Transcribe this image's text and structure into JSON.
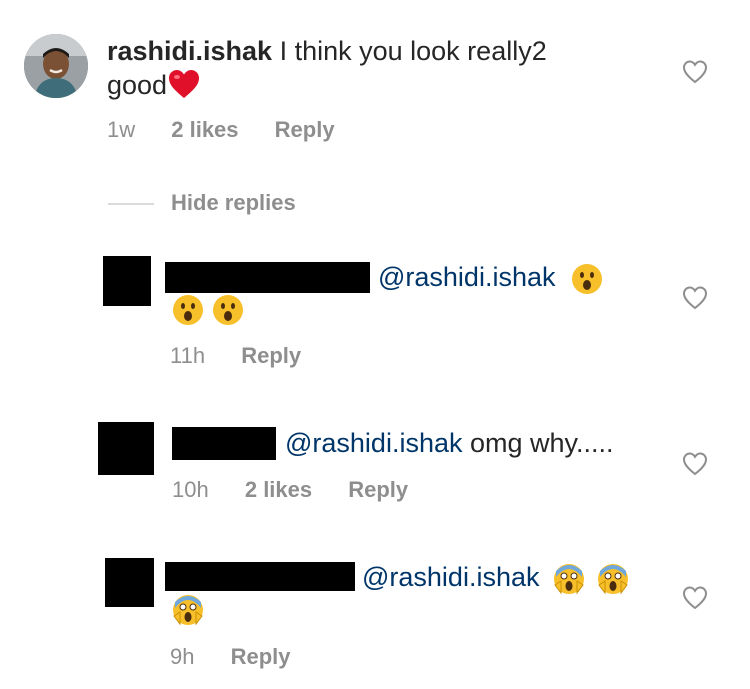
{
  "comment": {
    "username": "rashidi.ishak",
    "text_line1": " I think you look really2",
    "text_line2": "good",
    "time": "1w",
    "likes": "2 likes",
    "reply": "Reply"
  },
  "hide_replies": "Hide replies",
  "replies": [
    {
      "mention": "@rashidi.ishak",
      "time": "11h",
      "reply": "Reply"
    },
    {
      "mention": "@rashidi.ishak",
      "text": " omg why.....",
      "time": "10h",
      "likes": "2 likes",
      "reply": "Reply"
    },
    {
      "mention": "@rashidi.ishak",
      "time": "9h",
      "reply": "Reply"
    }
  ],
  "colors": {
    "mention": "#003569",
    "meta": "#8e8e8e",
    "heart_emoji": "#e0102a"
  }
}
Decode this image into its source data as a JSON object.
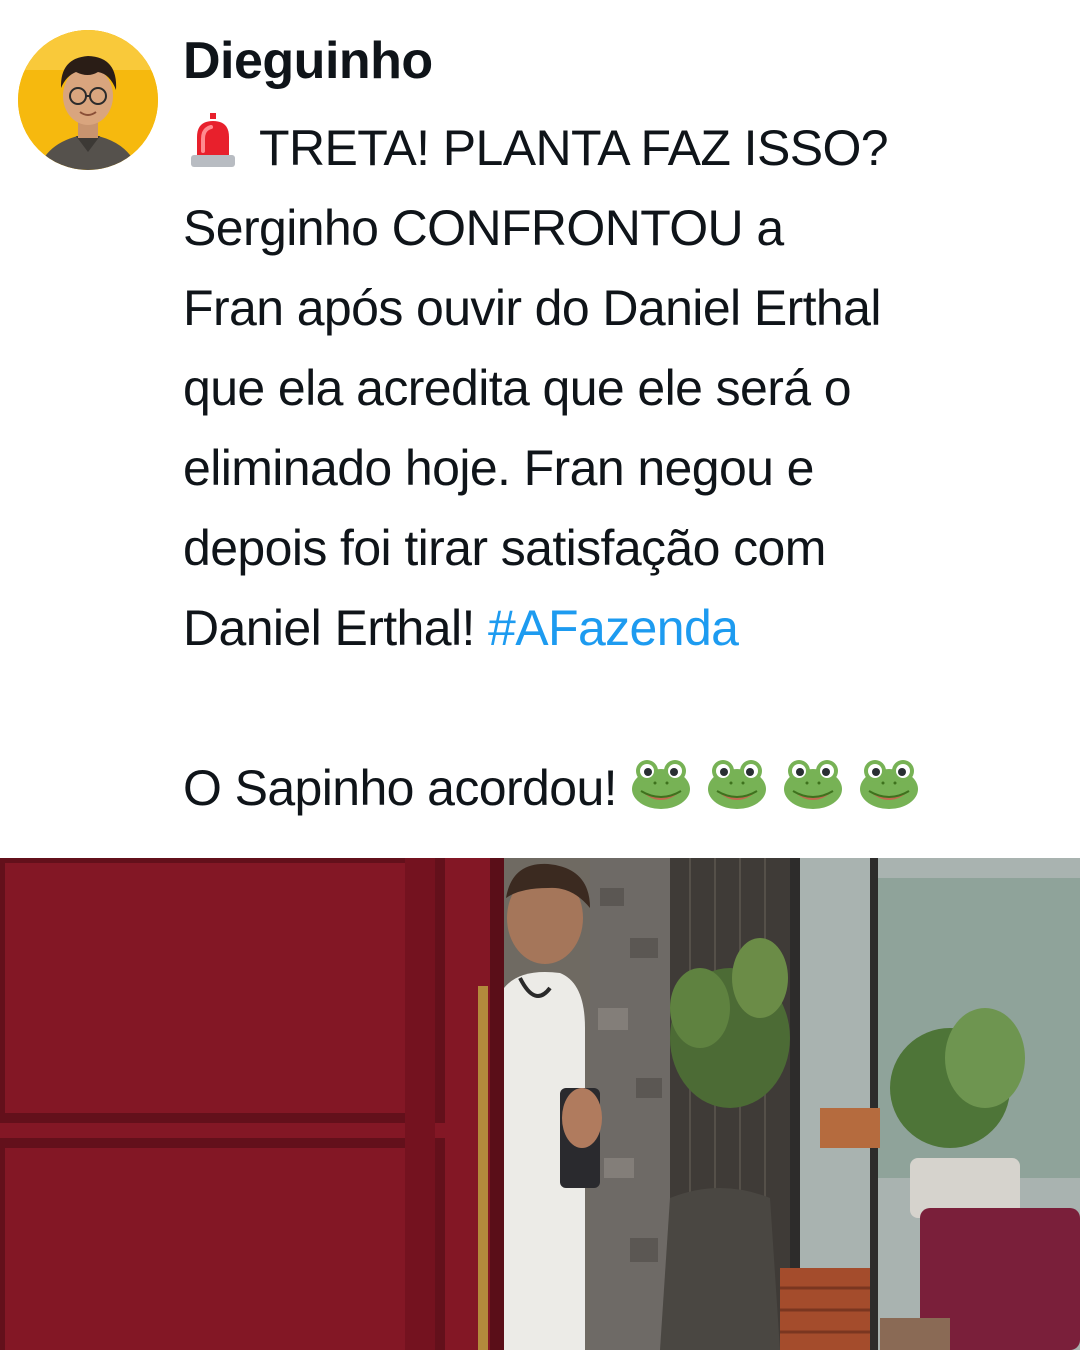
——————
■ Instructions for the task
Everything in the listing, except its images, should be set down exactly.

■ Response to the task
Transcribe this image's text and structure into JSON.
{
  "comment": {
    "username": "rashidi.ishak",
    "text_line1": " I think you look really2",
    "text_line2": "good",
    "time": "1w",
    "likes": "2 likes",
    "reply": "Reply"
  },
  "hide_replies": "Hide replies",
  "replies": [
    {
      "mention": "@rashidi.ishak",
      "time": "11h",
      "reply": "Reply"
    },
    {
      "mention": "@rashidi.ishak",
      "text": " omg why.....",
      "time": "10h",
      "likes": "2 likes",
      "reply": "Reply"
    },
    {
      "mention": "@rashidi.ishak",
      "time": "9h",
      "reply": "Reply"
    }
  ],
  "colors": {
    "mention": "#003569",
    "meta": "#8e8e8e",
    "heart_emoji": "#e0102a"
  }
}
Decode this image into its source data as a JSON object.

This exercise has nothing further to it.